So I had traditional open-heart surgery through an incision in my sternum, and I was placed on a heart-and-lung machine for the duration of the surgery.
If the repair wouldn’t stick, my surgeon had my signed permission to perform a replacement with a mechanical valve, since I didn’t want to have to repeat the surgery in my 70s. But things went well, my surgeon was amazing, and the repair was successful.
Recovery from this surgery is long and typically has setbacks. Upon my diagnosis, a friend who’s a pulmonologist (lung doctor) reassured me by saying, “I see these patients after surgery, and many of them do very, very well.” This was my outcome also.
The early days were not fun, but I gradually improved with the help of 12 weeks of cardiac rehab. My progress stayed on schedule, and by nine months post-surgery, I was competing in my state’s Senior Games track and field races as I’d been doing for a few years.
Getting through recovery is easier when a group of people are with you every step. I’ve learned much of what I know about this condition from two Facebook groups. One addresses general heart valve surgery, and the other is specific to mitral valve repair.
Everyone has a different story. Some have had valve problems since they were children, and many have had multiple heart surgeries.
The members of these two Facebook groups have restored my faith in humankind. They are gracious and inspiring, and they’re always ready to support the next person newly diagnosed and freaking out.
We all post pics of our telltale chest scars and the heart-shaped pillows we’re given to clutch every time we sneeze at first. We contrast photos taken soon after surgery, when we look wiped out, with more recent shots of ourselves appearing healthy and grinning happy grins. And we’re in good company.
Mick Jagger had aortic valve replacement in 2019 and, according to iData Research, each year about 182,000 people in the U.S. have replacement surgery for one valve or another in addition to the number of valve repair cases.
I’m hoping that October and February are the only months that designate a health issue for me. But I’ve learned one thing: you never know. So be grateful for every day of health, take care of yourself, and live your best life while the living is good.

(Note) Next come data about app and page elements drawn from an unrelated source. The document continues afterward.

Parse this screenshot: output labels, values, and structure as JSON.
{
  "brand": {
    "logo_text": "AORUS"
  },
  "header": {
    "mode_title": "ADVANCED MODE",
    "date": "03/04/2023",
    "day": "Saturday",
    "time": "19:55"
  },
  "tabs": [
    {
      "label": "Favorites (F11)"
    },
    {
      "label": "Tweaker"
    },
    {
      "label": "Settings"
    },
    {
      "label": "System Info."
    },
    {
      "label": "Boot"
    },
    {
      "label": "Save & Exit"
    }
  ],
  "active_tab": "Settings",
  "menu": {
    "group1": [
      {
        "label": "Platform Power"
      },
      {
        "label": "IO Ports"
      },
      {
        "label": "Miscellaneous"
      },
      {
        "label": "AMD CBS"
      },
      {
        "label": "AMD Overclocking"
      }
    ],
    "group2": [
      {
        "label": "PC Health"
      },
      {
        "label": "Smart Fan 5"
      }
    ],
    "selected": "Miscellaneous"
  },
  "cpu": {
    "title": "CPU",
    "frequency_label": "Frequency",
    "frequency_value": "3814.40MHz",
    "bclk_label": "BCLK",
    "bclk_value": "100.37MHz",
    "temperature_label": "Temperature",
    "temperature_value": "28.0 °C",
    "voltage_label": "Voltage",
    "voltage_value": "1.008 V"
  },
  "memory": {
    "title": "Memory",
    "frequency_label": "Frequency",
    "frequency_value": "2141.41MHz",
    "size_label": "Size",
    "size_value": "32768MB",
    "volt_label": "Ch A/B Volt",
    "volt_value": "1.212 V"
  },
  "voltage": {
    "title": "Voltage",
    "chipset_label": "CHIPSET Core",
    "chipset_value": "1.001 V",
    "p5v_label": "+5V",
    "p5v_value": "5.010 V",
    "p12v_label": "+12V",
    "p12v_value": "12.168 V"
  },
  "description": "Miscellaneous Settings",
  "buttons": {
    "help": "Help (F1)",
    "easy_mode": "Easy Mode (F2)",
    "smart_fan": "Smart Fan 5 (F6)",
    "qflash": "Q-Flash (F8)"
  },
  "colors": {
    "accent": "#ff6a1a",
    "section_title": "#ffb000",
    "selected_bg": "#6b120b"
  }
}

Have you suffered from heart issues? Did you know anything about heart valves and how they can fail you? Which months mark a health issue for you? What is your story?
Tags Medical Conditions